Problem description: Each line of the entries that mentions the string "votes" needs to be reported.

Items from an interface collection
..........
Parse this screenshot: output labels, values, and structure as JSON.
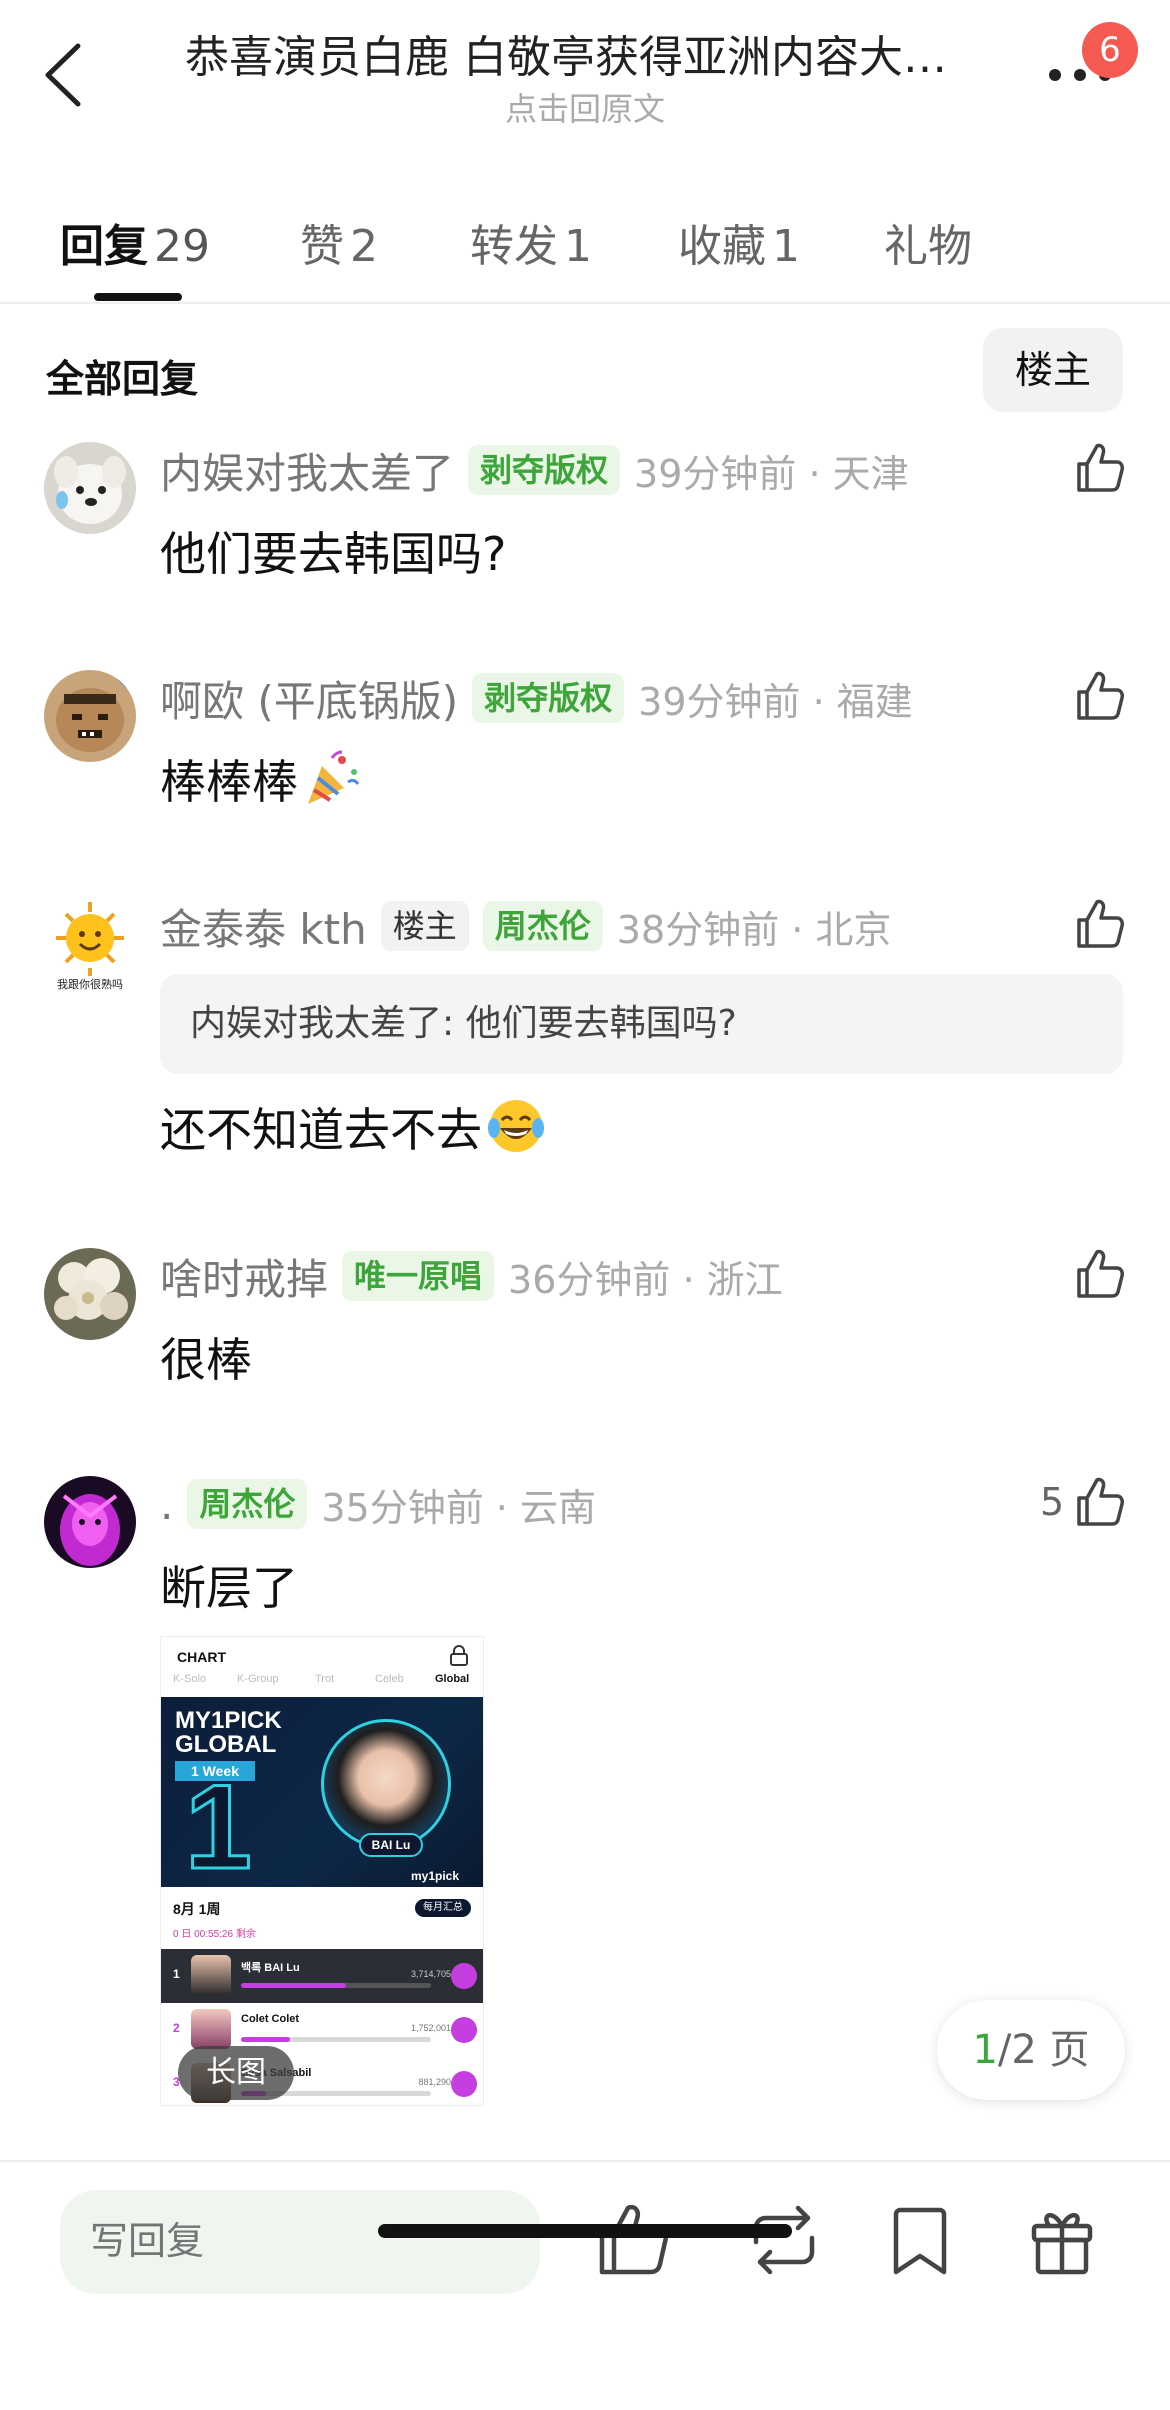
{
  "header": {
    "title": "恭喜演员白鹿 白敬亭获得亚洲内容大…",
    "subtitle": "点击回原文",
    "notification_count": "6"
  },
  "tabs": [
    {
      "label": "回复",
      "count": "29",
      "active": true
    },
    {
      "label": "赞",
      "count": "2"
    },
    {
      "label": "转发",
      "count": "1"
    },
    {
      "label": "收藏",
      "count": "1"
    },
    {
      "label": "礼物",
      "count": ""
    }
  ],
  "filter": {
    "all_label": "全部回复",
    "owner_label": "楼主"
  },
  "comments": [
    {
      "username": "内娱对我太差了",
      "badges": [
        "剥夺版权"
      ],
      "time": "39分钟前 · 天津",
      "text": "他们要去韩国吗?"
    },
    {
      "username": "啊欧 (平底锅版)",
      "badges": [
        "剥夺版权"
      ],
      "time": "39分钟前 · 福建",
      "text": "棒棒棒",
      "emoji": "party-popper"
    },
    {
      "username": "金泰泰 kth",
      "badges": [
        "楼主",
        "周杰伦"
      ],
      "time": "38分钟前 · 北京",
      "quote": "内娱对我太差了:  他们要去韩国吗?",
      "text": "还不知道去不去",
      "emoji": "tears-of-joy",
      "avatar_caption": "我跟你很熟吗"
    },
    {
      "username": "啥时戒掉",
      "badges": [
        "唯一原唱"
      ],
      "time": "36分钟前 · 浙江",
      "text": "很棒"
    },
    {
      "username": ".",
      "badges": [
        "周杰伦"
      ],
      "time": "35分钟前 · 云南",
      "text": "断层了",
      "likes": "5",
      "image_label": "长图"
    }
  ],
  "chart_image": {
    "header": "CHART",
    "tabs": [
      "K-Solo",
      "K-Group",
      "Trot",
      "Celeb",
      "Global"
    ],
    "brand_line1": "MY1PICK",
    "brand_line2": "GLOBAL",
    "week_label": "1 Week",
    "rank_number": "1",
    "artist_name": "BAI Lu",
    "logo": "my1pick",
    "period": "8月 1周",
    "vote_button": "每月汇总",
    "remaining": "0 日 00:55:26 剩余",
    "rows": [
      {
        "rank": "1",
        "name": "백록 BAI Lu",
        "votes": "3,714,705",
        "share": 0.55
      },
      {
        "rank": "2",
        "name": "Colet Colet",
        "votes": "1,752,001",
        "share": 0.26
      },
      {
        "rank": "3",
        "name": "Sasa Salsabil",
        "votes": "881,290",
        "share": 0.13
      }
    ]
  },
  "pager": {
    "current": "1",
    "total": "/2 页"
  },
  "bottom": {
    "reply_placeholder": "写回复"
  },
  "colors": {
    "accent_green": "#3da53a",
    "badge_bg": "#eaf7e6",
    "notification_red": "#f45a52"
  }
}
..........
Result:
        "votes": "3,714,705",
        "votes": "1,752,001",
        "votes": "881,290",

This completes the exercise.